Think Big is O2’s social change programme covering everything from communities to charities to the environment. It builds on the success of O2’s It’s Your Community initiative which, since 2007, has granted money to over 1,000 youth-focused projects.
Think Big has been developed in partnership with the Telefonica Foundation accessing its world-class expertise on social action to support children and young people. The Telefonica Foundation was created in 1998 in Spain with the aim of establishing a long-term structure for the social and cultural activities of all companies of the Telefonica group, which includes the O2 companies. Many O2 people have already participated in the Telefonica Foundation’s Proni¤o programme that supports over 163,000 children in education across Latin America.
To find out more about Think Big, visit www.o2thinkbig.co.uk.
To find out more about Think Big, visit www.o2thinkbig.co.uk
Quote from the Telefonica Foundation:
‘Fundacion Telefonica is very pleased to be supporting the launch of the Think Big programme in partnership with O2 in the UK. It is an innovative initiative and builds on our strong track record of supporting disadvantaged children and young people through social action across the footprint of Telefonica.’
Alejandro Diaz Garreta, Fundacion Telefonica
1 The exact figure is £3,300. This figure is based on the specific case study of 18 year-old Jamie Coley from Huddersfield. Before Jamie started his bike recycling scheme at Pit Stop, the charity had to throw away the stolen bikes donated to them by the local West Yorkshire police. Now, every Thursday, Jamie and a few other Pit Stop volunteers teach other young people how to fix the bikes. In return, young people get to keep the bike they have fixed. As a monthly bus pass for a young person in West Yorkshire costs £30, access to a bike could halve their transport costs by £180 annually; in addition, each bike has a value of £40.

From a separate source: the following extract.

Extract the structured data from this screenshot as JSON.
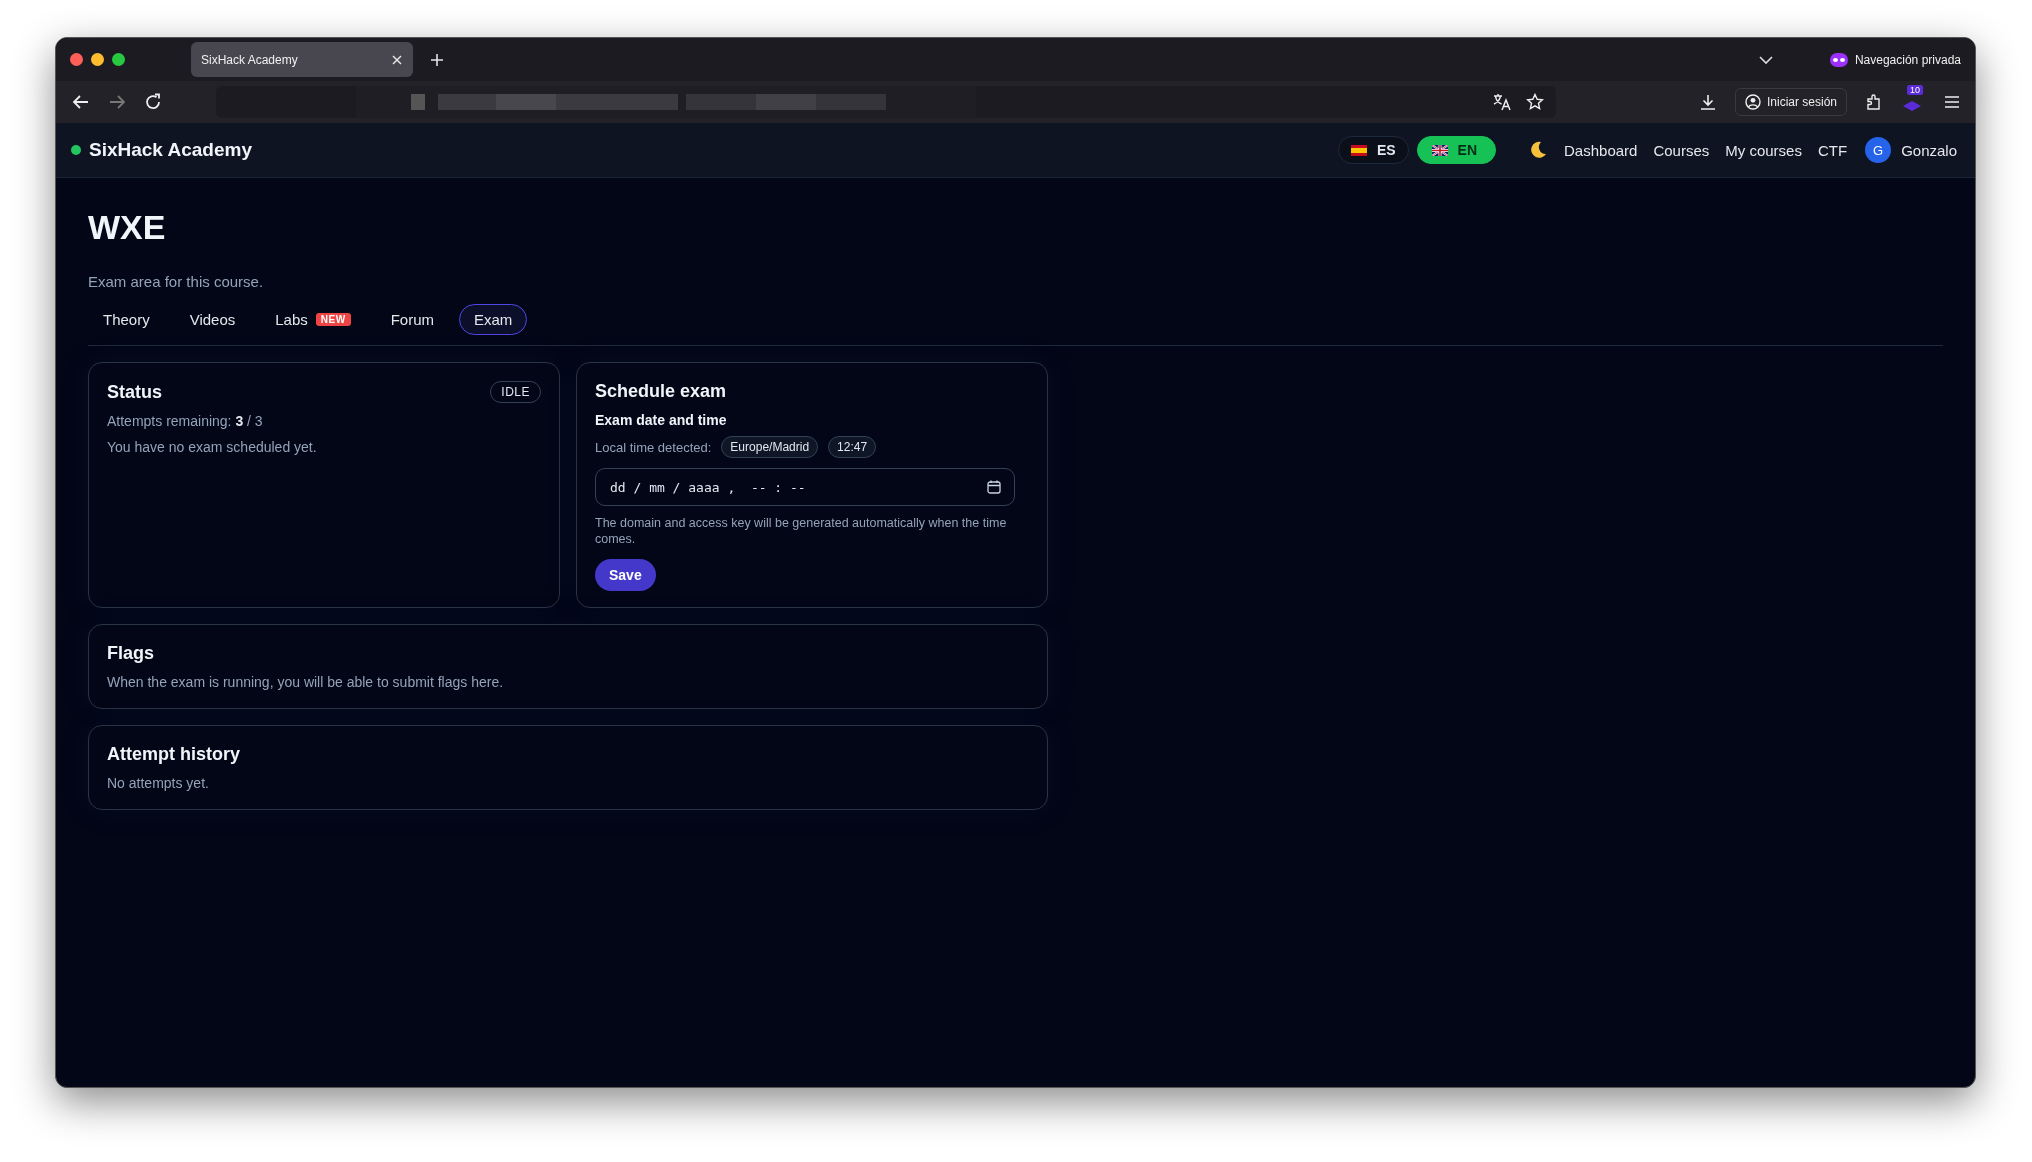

This means that the O2 Think Big grant in Jamie’s hands will enable him to save £220 for 15 young people in his area, equating to a community saving of £3,300 in total. Furthermore, this doesn’t take into account additional benefits to the community as well as the softer benefits such as skills, confidence and team-working experience that other young people will gain through working with Jamie. An unemployed seventeen year old is predicted have earned £21,700 less by age 30 than one who stays in school or work. The returns are huge if Jamie can inspire just one of his young volunteers not to drop out of education.
2 Source: Good Business Concerned Index, September 2009